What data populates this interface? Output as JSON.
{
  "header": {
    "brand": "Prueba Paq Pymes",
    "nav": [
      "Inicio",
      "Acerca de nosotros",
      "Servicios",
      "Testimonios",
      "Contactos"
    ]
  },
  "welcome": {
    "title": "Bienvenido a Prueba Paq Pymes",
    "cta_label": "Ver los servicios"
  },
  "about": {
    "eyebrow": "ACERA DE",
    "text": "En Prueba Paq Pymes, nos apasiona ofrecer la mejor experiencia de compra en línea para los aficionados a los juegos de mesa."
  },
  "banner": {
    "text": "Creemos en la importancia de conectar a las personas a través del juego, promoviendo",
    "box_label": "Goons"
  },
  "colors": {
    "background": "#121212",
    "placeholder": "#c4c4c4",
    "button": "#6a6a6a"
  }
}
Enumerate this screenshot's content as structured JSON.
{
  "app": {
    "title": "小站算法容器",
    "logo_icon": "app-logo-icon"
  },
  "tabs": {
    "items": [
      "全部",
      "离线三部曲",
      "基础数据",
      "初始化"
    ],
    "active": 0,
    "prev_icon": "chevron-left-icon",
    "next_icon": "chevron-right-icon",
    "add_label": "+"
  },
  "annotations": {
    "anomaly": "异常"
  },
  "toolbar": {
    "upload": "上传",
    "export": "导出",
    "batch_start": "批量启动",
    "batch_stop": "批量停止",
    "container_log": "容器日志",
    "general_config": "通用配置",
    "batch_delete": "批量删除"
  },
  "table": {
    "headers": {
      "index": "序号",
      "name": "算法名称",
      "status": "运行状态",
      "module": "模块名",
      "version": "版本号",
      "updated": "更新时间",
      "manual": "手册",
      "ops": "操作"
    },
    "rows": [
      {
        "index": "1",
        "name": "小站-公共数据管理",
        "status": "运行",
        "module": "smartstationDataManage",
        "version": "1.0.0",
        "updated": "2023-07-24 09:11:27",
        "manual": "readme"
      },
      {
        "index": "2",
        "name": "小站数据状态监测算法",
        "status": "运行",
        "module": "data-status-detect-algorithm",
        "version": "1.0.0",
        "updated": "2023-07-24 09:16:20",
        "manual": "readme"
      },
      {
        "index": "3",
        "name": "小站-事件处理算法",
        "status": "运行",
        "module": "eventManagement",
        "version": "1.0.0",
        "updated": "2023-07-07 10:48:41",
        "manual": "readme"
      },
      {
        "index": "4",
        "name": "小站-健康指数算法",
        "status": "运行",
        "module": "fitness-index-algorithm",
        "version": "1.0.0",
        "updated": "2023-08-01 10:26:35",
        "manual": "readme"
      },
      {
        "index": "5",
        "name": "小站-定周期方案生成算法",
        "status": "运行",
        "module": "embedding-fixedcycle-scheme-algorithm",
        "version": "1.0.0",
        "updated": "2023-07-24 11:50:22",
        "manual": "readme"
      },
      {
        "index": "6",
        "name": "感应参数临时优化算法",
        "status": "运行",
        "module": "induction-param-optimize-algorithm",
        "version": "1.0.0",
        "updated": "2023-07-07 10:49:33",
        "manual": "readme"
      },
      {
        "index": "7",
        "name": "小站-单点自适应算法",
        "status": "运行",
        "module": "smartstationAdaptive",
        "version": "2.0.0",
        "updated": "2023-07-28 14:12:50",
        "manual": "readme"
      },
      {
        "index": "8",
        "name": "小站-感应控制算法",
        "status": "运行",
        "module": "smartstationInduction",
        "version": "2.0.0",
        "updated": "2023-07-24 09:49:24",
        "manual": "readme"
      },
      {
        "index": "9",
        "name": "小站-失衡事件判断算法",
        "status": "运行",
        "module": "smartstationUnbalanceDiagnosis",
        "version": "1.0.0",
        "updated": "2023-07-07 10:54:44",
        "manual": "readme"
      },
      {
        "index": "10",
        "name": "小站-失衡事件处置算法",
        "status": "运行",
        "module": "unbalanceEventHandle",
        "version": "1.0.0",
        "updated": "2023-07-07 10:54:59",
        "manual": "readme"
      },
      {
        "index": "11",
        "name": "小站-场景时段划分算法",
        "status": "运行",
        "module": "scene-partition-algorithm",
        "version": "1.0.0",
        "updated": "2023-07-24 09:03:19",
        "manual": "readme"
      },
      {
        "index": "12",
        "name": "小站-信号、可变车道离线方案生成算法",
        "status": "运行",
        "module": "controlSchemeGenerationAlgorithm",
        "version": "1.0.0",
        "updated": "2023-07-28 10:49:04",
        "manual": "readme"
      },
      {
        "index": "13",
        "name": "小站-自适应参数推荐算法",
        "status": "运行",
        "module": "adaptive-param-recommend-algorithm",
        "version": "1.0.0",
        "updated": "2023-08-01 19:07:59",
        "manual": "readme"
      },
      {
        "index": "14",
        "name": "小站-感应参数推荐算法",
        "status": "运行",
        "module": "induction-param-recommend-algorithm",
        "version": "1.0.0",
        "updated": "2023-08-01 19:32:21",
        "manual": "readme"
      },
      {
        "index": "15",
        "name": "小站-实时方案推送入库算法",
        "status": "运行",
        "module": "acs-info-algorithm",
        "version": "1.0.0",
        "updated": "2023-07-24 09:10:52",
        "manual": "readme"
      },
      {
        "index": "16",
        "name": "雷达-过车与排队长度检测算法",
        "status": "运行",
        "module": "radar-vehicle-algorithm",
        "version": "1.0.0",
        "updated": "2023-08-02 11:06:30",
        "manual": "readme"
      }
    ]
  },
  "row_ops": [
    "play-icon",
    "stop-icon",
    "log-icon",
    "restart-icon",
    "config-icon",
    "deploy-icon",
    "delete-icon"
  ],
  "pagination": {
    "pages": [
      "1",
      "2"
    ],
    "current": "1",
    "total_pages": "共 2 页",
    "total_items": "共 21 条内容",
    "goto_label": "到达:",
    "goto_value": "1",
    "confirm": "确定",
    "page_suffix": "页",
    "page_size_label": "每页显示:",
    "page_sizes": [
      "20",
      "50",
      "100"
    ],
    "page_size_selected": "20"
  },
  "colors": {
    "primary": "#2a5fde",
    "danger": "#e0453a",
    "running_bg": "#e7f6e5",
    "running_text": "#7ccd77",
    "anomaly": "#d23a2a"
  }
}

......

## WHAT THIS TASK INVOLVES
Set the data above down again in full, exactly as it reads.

## REPLY TO THE EXERCISE
What data populates this interface? Output as JSON.
{
  "header": {
    "brand": "Prueba Paq Pymes",
    "nav": [
      "Inicio",
      "Acerca de nosotros",
      "Servicios",
      "Testimonios",
      "Contactos"
    ]
  },
  "welcome": {
    "title": "Bienvenido a Prueba Paq Pymes",
    "cta_label": "Ver los servicios"
  },
  "about": {
    "eyebrow": "ACERA DE",
    "text": "En Prueba Paq Pymes, nos apasiona ofrecer la mejor experiencia de compra en línea para los aficionados a los juegos de mesa."
  },
  "banner": {
    "text": "Creemos en la importancia de conectar a las personas a través del juego, promoviendo",
    "box_label": "Goons"
  },
  "colors": {
    "background": "#121212",
    "placeholder": "#c4c4c4",
    "button": "#6a6a6a"
  }
}
Enumerate this screenshot's content as structured JSON.
{
  "app": {
    "title": "小站算法容器",
    "logo_icon": "app-logo-icon"
  },
  "tabs": {
    "items": [
      "全部",
      "离线三部曲",
      "基础数据",
      "初始化"
    ],
    "active": 0,
    "prev_icon": "chevron-left-icon",
    "next_icon": "chevron-right-icon",
    "add_label": "+"
  },
  "annotations": {
    "anomaly": "异常"
  },
  "toolbar": {
    "upload": "上传",
    "export": "导出",
    "batch_start": "批量启动",
    "batch_stop": "批量停止",
    "container_log": "容器日志",
    "general_config": "通用配置",
    "batch_delete": "批量删除"
  },
  "table": {
    "headers": {
      "index": "序号",
      "name": "算法名称",
      "status": "运行状态",
      "module": "模块名",
      "version": "版本号",
      "updated": "更新时间",
      "manual": "手册",
      "ops": "操作"
    },
    "rows": [
      {
        "index": "1",
        "name": "小站-公共数据管理",
        "status": "运行",
        "module": "smartstationDataManage",
        "version": "1.0.0",
        "updated": "2023-07-24 09:11:27",
        "manual": "readme"
      },
      {
        "index": "2",
        "name": "小站数据状态监测算法",
        "status": "运行",
        "module": "data-status-detect-algorithm",
        "version": "1.0.0",
        "updated": "2023-07-24 09:16:20",
        "manual": "readme"
      },
      {
        "index": "3",
        "name": "小站-事件处理算法",
        "status": "运行",
        "module": "eventManagement",
        "version": "1.0.0",
        "updated": "2023-07-07 10:48:41",
        "manual": "readme"
      },
      {
        "index": "4",
        "name": "小站-健康指数算法",
        "status": "运行",
        "module": "fitness-index-algorithm",
        "version": "1.0.0",
        "updated": "2023-08-01 10:26:35",
        "manual": "readme"
      },
      {
        "index": "5",
        "name": "小站-定周期方案生成算法",
        "status": "运行",
        "module": "embedding-fixedcycle-scheme-algorithm",
        "version": "1.0.0",
        "updated": "2023-07-24 11:50:22",
        "manual": "readme"
      },
      {
        "index": "6",
        "name": "感应参数临时优化算法",
        "status": "运行",
        "module": "induction-param-optimize-algorithm",
        "version": "1.0.0",
        "updated": "2023-07-07 10:49:33",
        "manual": "readme"
      },
      {
        "index": "7",
        "name": "小站-单点自适应算法",
        "status": "运行",
        "module": "smartstationAdaptive",
        "version": "2.0.0",
        "updated": "2023-07-28 14:12:50",
        "manual": "readme"
      },
      {
        "index": "8",
        "name": "小站-感应控制算法",
        "status": "运行",
        "module": "smartstationInduction",
        "version": "2.0.0",
        "updated": "2023-07-24 09:49:24",
        "manual": "readme"
      },
      {
        "index": "9",
        "name": "小站-失衡事件判断算法",
        "status": "运行",
        "module": "smartstationUnbalanceDiagnosis",
        "version": "1.0.0",
        "updated": "2023-07-07 10:54:44",
        "manual": "readme"
      },
      {
        "index": "10",
        "name": "小站-失衡事件处置算法",
        "status": "运行",
        "module": "unbalanceEventHandle",
        "version": "1.0.0",
        "updated": "2023-07-07 10:54:59",
        "manual": "readme"
      },
      {
        "index": "11",
        "name": "小站-场景时段划分算法",
        "status": "运行",
        "module": "scene-partition-algorithm",
        "version": "1.0.0",
        "updated": "2023-07-24 09:03:19",
        "manual": "readme"
      },
      {
        "index": "12",
        "name": "小站-信号、可变车道离线方案生成算法",
        "status": "运行",
        "module": "controlSchemeGenerationAlgorithm",
        "version": "1.0.0",
        "updated": "2023-07-28 10:49:04",
        "manual": "readme"
      },
      {
        "index": "13",
        "name": "小站-自适应参数推荐算法",
        "status": "运行",
        "module": "adaptive-param-recommend-algorithm",
        "version": "1.0.0",
        "updated": "2023-08-01 19:07:59",
        "manual": "readme"
      },
      {
        "index": "14",
        "name": "小站-感应参数推荐算法",
        "status": "运行",
        "module": "induction-param-recommend-algorithm",
        "version": "1.0.0",
        "updated": "2023-08-01 19:32:21",
        "manual": "readme"
      },
      {
        "index": "15",
        "name": "小站-实时方案推送入库算法",
        "status": "运行",
        "module": "acs-info-algorithm",
        "version": "1.0.0",
        "updated": "2023-07-24 09:10:52",
        "manual": "readme"
      },
      {
        "index": "16",
        "name": "雷达-过车与排队长度检测算法",
        "status": "运行",
        "module": "radar-vehicle-algorithm",
        "version": "1.0.0",
        "updated": "2023-08-02 11:06:30",
        "manual": "readme"
      }
    ]
  },
  "row_ops": [
    "play-icon",
    "stop-icon",
    "log-icon",
    "restart-icon",
    "config-icon",
    "deploy-icon",
    "delete-icon"
  ],
  "pagination": {
    "pages": [
      "1",
      "2"
    ],
    "current": "1",
    "total_pages": "共 2 页",
    "total_items": "共 21 条内容",
    "goto_label": "到达:",
    "goto_value": "1",
    "confirm": "确定",
    "page_suffix": "页",
    "page_size_label": "每页显示:",
    "page_sizes": [
      "20",
      "50",
      "100"
    ],
    "page_size_selected": "20"
  },
  "colors": {
    "primary": "#2a5fde",
    "danger": "#e0453a",
    "running_bg": "#e7f6e5",
    "running_text": "#7ccd77",
    "anomaly": "#d23a2a"
  }
}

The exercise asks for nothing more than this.